Remember when we talked about the possibilities of Wonder Woman and the Hulk coming back to a television screen near you?
Deadline reports the huge and incredibly good news that Guillermo del Toro (who directed the Hellboy movies my dad and I love so much along with so many other imaginative films) is joining Battlestar Galactica executive producer David Eick as co-creator of the new Incredible Hulk series being developed for ABC.
Del Toro excels at finding the humanity inside of even the most fantastic monstrosity, while Eick’s sensibilities helped guide the Galactica crew through one impossible moral dilemma after another. The Hulk represents a dream-team project for these guys if there ever was one, and I can’t wait to see how it shapes up.
The article bears some early clues:
Unlike the two Hulk movies, in which the monster was a pure CGI creation, the series will employ a mixture of prosthetics, puppetry and CGI. Del Toro and Eick will break the story for the pilot script together, sharing story and created by credit. Eick will write the script, with del Toro attached to direct subject to his availability. Del Toro will also oversee the designing of the Hulk character, which is expected to draw on previous comic book incarnations, as well as the original 1978-82 Incredible Hulk TV series, with a few wild tweaks on the old look.

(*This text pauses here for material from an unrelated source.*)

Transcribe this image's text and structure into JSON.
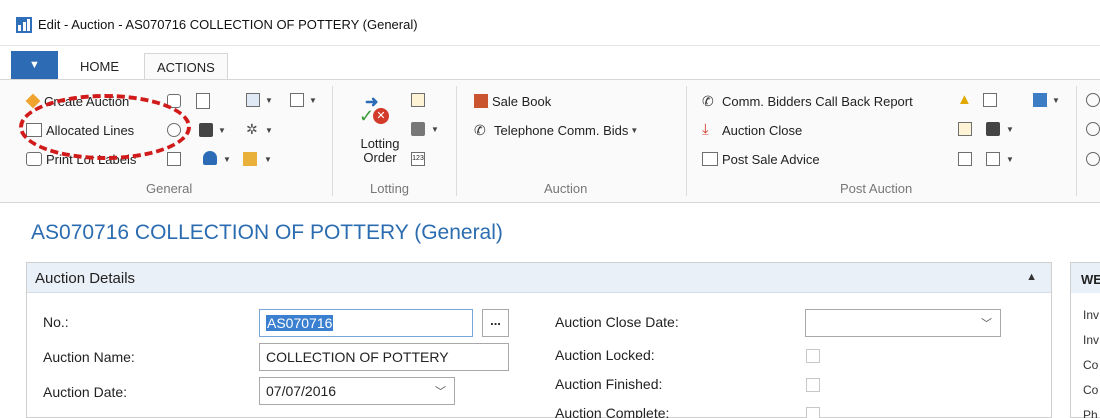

Given the fact that neither of the big-screen Hulks were flawless examples of CGI, it seems like an awfully tall order to expect a television budget to be able to afford a believable digital Hulk week after week. But just look at the documentaries on the Hellboy II Blu-Ray to find countless examples of Del Toro using practical effects to accomplish creatures that look, move, and feel more real than any computer creation.
(And if they’re looking to hire an actor to play the Hulk, I’d like to suggest the current Mr. Universe, Alexander Nevsky. He has lots of acting and producing experience, and he’s massive, and he’s got the publicity of a big bodybuilding win behind him.)
Del Toro says, “I have always been attracted at the combination of comic book heroics and monsters,” adding that he even wanted to make a Hulk movie in 2002. Ang Lee made it instead, and I’m still trying to forget it. He believes he and Eick have “coalesced a respectful but powerful way of retelling the Banner/Hulk story in a fresh way.”
Eick adds, “I’ve enjoyed the challenging, rewarding process of revisiting beloved characters,” adding that the Hulk is “one of the crown jewels of the Marvel world for generations.”
They’re certainly talking the talk. Now it’s time to walk the walk, and I hope they remember all the things that made the original series so timeless in the first place.